“Soon women will ‘ave ter do everyfink,” contradicted Jenno. “Mark moi words. Just as soon as there ain’t enough men ter go round because of the war. An’ that’s now already.”
Gang Warfare is an absorbing read, perhaps more so because St. John’s story includes all of us: we’ve all been children or are at this time, and most of us have learned or are learning about the war years. Children might find some respite from the grind of daily misunderstandings and the tale takes grown-ups back in time, perhaps recalling when they didn’t have the words they needed and experienced injustice because of that.
But it is also a lively story filled with the magnificence of childhood and its attendant activities, performed in war as well as peacetime, many illustrated in colorful pictures (some superimposed on photos) with a delightful childlike vision. Adding that view to the evacuee’s tale brings even more dimension to it as we come to understand, really, it is our story as well.
I can hardly recommend Gang Warfare enough, except perhaps to say that although it is a standalone in the Gang series, the others must certainly be experienced as well. Peter St. John had created a tale for all people, of all people, absolutely not to be missed.
About the author…
Peter St John was born in London.
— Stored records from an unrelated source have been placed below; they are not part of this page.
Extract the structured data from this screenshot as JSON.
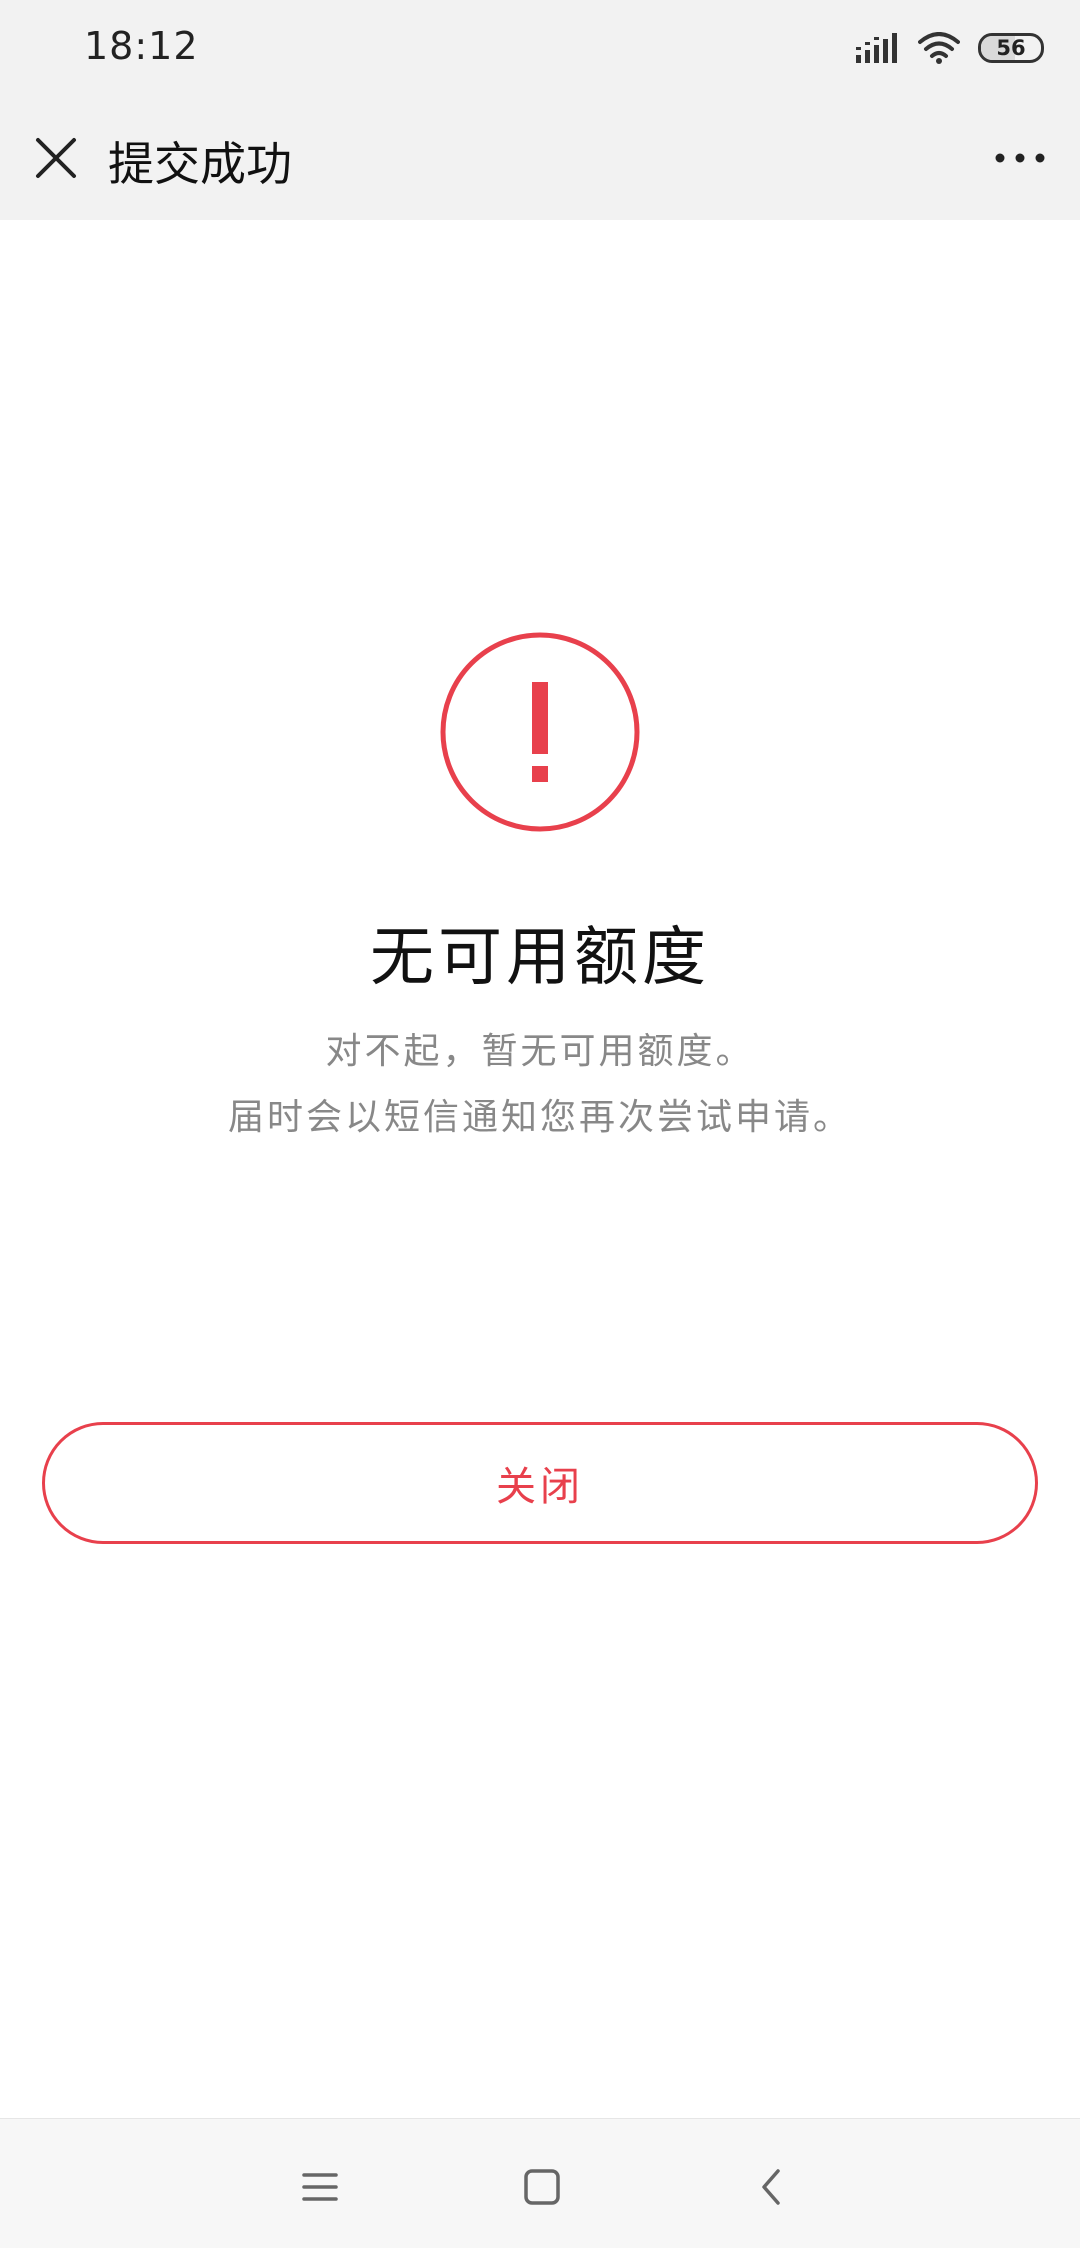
{
  "status_bar": {
    "time": "18:12",
    "battery_level": "56"
  },
  "header": {
    "title": "提交成功"
  },
  "result": {
    "icon": "exclamation-circle-icon",
    "title": "无可用额度",
    "description_line1": "对不起，暂无可用额度。",
    "description_line2": "届时会以短信通知您再次尝试申请。"
  },
  "actions": {
    "close_label": "关闭"
  },
  "colors": {
    "accent": "#e8404c",
    "title_bar_bg": "#f2f2f2",
    "description_text": "#888888"
  },
  "nav_bar": {
    "icons": [
      "menu-icon",
      "home-icon",
      "back-icon"
    ]
  }
}
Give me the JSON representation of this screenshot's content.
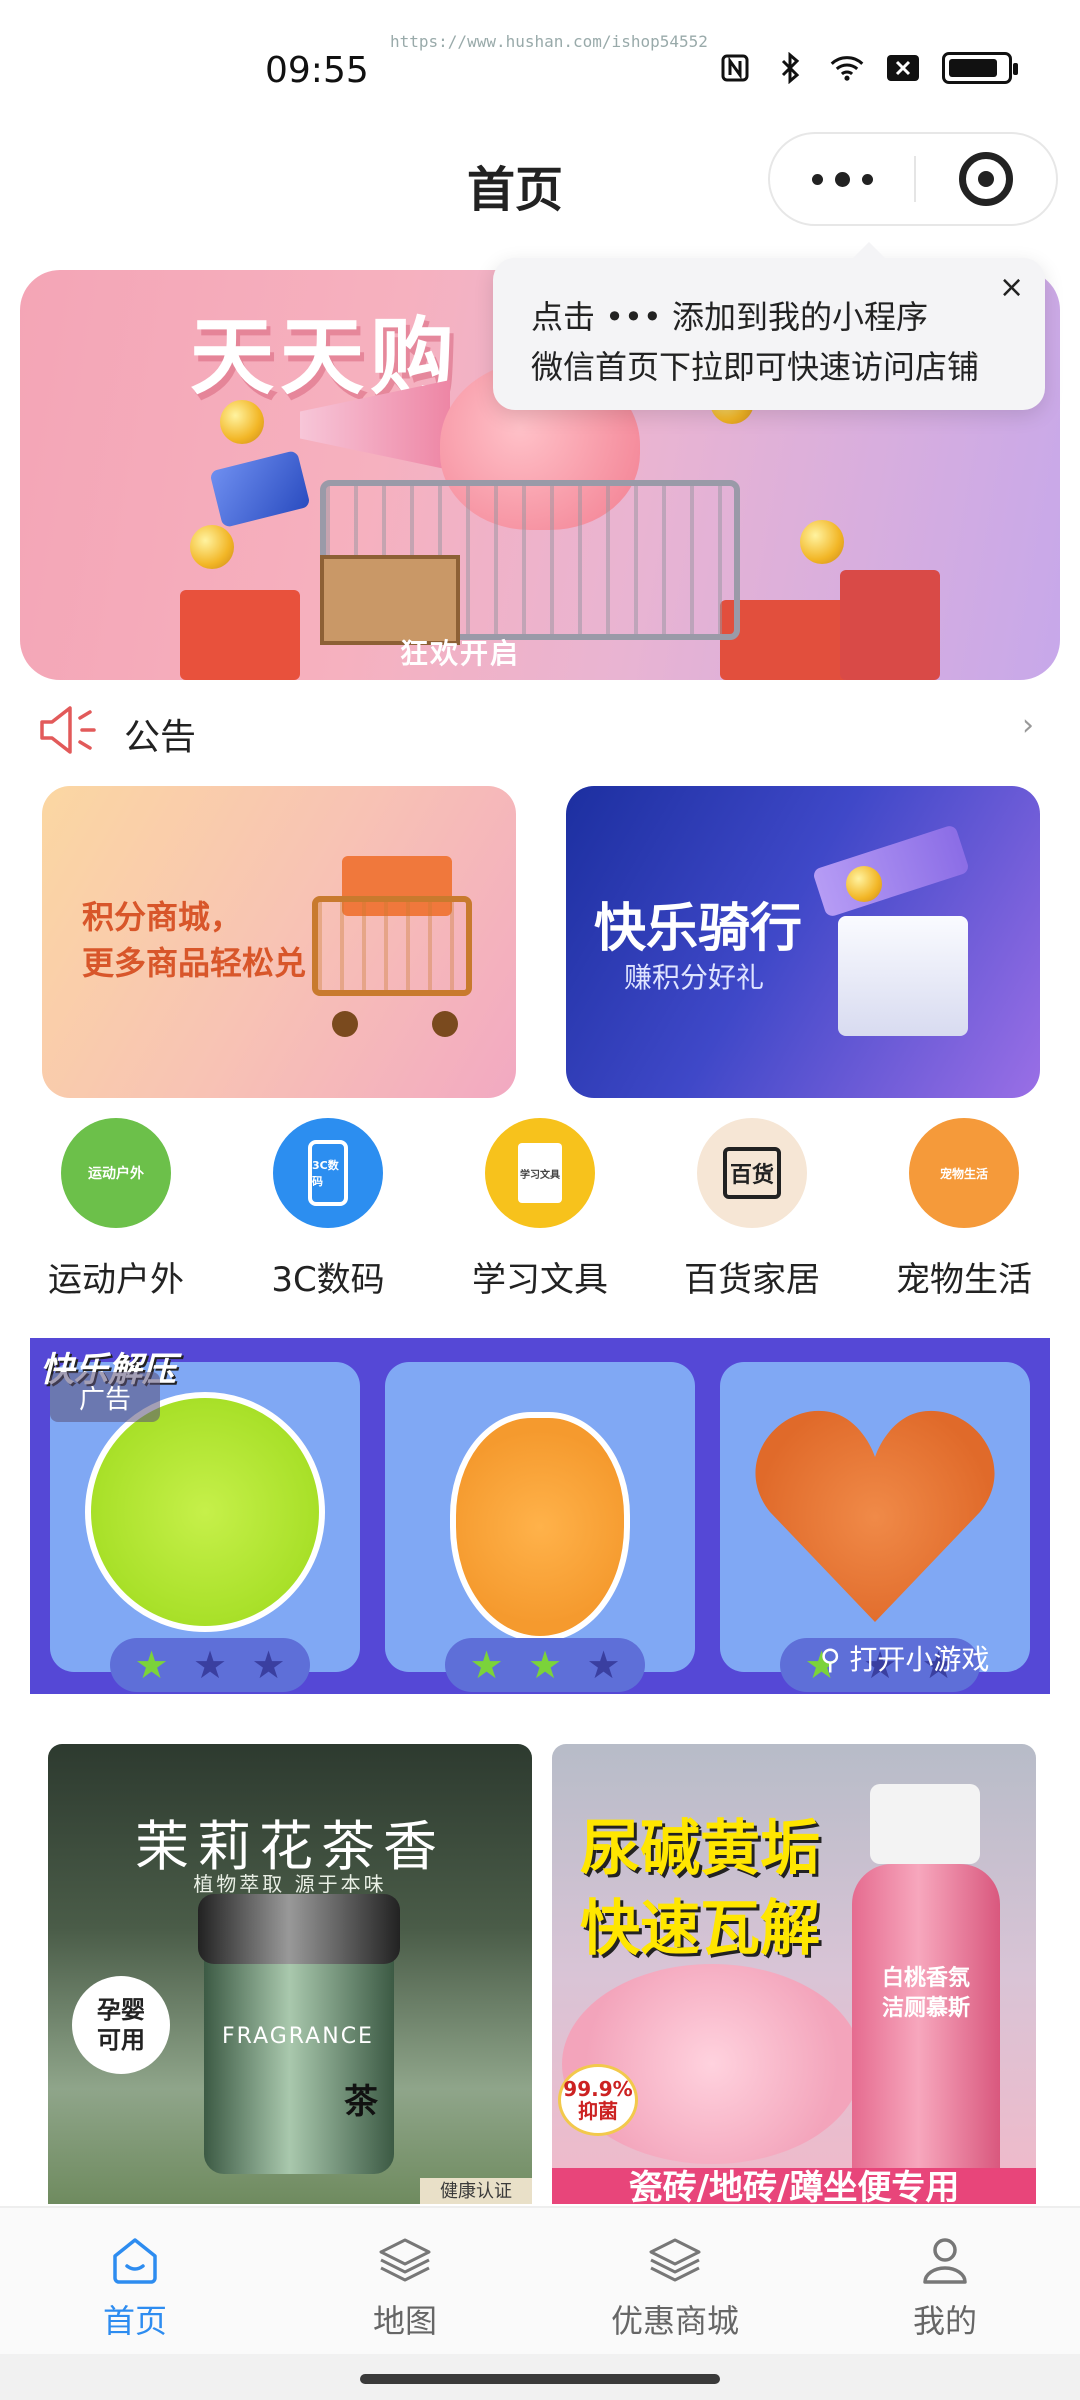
{
  "status_bar": {
    "time": "09:55",
    "watermark": "https://www.hushan.com/ishop54552",
    "icons": [
      "nfc-icon",
      "bluetooth-icon",
      "wifi-icon",
      "sim-off-icon",
      "battery-icon"
    ]
  },
  "header": {
    "title": "首页",
    "capsule": {
      "more_icon": "more-dots-icon",
      "close_icon": "target-close-icon"
    }
  },
  "banner": {
    "title": "天天购",
    "subtitle": "狂欢开启"
  },
  "tooltip": {
    "line1": "点击 ••• 添加到我的小程序",
    "line2": "微信首页下拉即可快速访问店铺",
    "close": "×"
  },
  "notice": {
    "icon": "speaker-icon",
    "label": "公告",
    "arrow": "›"
  },
  "promos": [
    {
      "text_line1": "积分商城，",
      "text_line2": "更多商品轻松兑"
    },
    {
      "title": "快乐骑行",
      "subtitle": "赚积分好礼"
    }
  ],
  "categories": [
    {
      "label": "运动户外",
      "icon_text": "运动户外",
      "color": "#6cc04a"
    },
    {
      "label": "3C数码",
      "icon_text": "3C数码",
      "color": "#2c8ef0"
    },
    {
      "label": "学习文具",
      "icon_text": "学习文具",
      "color": "#f7c21c"
    },
    {
      "label": "百货家居",
      "icon_text": "百货",
      "color": "#f6e6d5"
    },
    {
      "label": "宠物生活",
      "icon_text": "宠物生活",
      "color": "#f59a3a"
    }
  ],
  "ad": {
    "game_title": "快乐解压",
    "tag": "广告",
    "cta": "打开小游戏"
  },
  "products": [
    {
      "title": "茉莉花茶香",
      "subtitle": "植物萃取 源于本味",
      "badge_line1": "孕婴",
      "badge_line2": "可用",
      "jar_label": "FRAGRANCE",
      "tea_char": "茶",
      "cert": "健康认证"
    },
    {
      "title_line1": "尿碱黄垢",
      "title_line2": "快速瓦解",
      "brand_line1": "白桃香氛",
      "brand_line2": "洁厕慕斯",
      "badge": "99.9%抑菌",
      "bottom_line": "瓷砖/地砖/蹲坐便专用"
    }
  ],
  "tabbar": {
    "tabs": [
      {
        "label": "首页",
        "icon": "home-icon",
        "active": true
      },
      {
        "label": "地图",
        "icon": "layers-icon",
        "active": false
      },
      {
        "label": "优惠商城",
        "icon": "layers-icon",
        "active": false
      },
      {
        "label": "我的",
        "icon": "user-icon",
        "active": false
      }
    ],
    "active_color": "#2d8cf0"
  }
}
The orphanage where he lived was destroyed in 1940 by Hitler’s blitz. He was evacuated from the ruins to the countryside.
“Grammar” school was “Granpa” school: young men at battle replaced by oldies. As an eager Air Force pilot, Peter navigated the winds, envied the birds, and learned the “arts” of war.
Back in Civvy street, Peter discovered marriage, fatherhood and Australia. He studied engineering and put letters after his name.
Aimed for the moon at Woomera, but hit the rusty desert instead. Then came Sputnik, and the Cold War space-race. Peter rocketed to lend a hand in Europe, and discovered Paris, languages, and ELDO (the long-defunct European Launcher Development Organisation). An office on three continents; one in sweltering French Guyana. Who’d volunteer for Devil’s Island except to rocket into space? But Europe’s leap to orbit was crippled by political irresolution (subsequently re-activated as the European Space Agency).
So back to Australia where Peter now daily took “the liberty boat from shore” to reach the Navy’s concrete HQ “ship” in Canberra. But the project for which he strove never saw the sea. His ship was again scuttled by politics. Disgruntled and unemployed, Peter set off for Parliament House, where he was offered a job helping senators peer critically over government’s shoulder, and bring Parliament’s Standing Committees to the people. And then the PM asked him to join his staff!
But soon the Inter-Parliamentary Union in Geneva called, requesting participation in strengthening parliamentary democracy around the world. Six challenging years for Peter…
And so to fiction, with his first novel published in 2007. This has been followed by eight more.
Peter lives in France where he is active in the promotion of creative activities. He has a son, two grandsons, a great-grandson and a great-granddaughter.
You can follow and learn more about author Peter St. John and his work at his website, Facebook, Twitter, and Goodreads. Gang Warfare may be purchased at Amazon, Amazon UK, Wordery, Book Depository and Silverwood Books.
On Monday August 8, the seventh book in the Gang series, Gang America, is scheduled for release. Be sure to check out this and the rest of Peter St. John’s fabulous-looking books at Amazon and elsewhere!
All images courtesy Peter St. John
The blogger was provided a complementary copy of Gang Warfare: As War Clouds Tower Sweets Turn Sour in exchange for an honest review.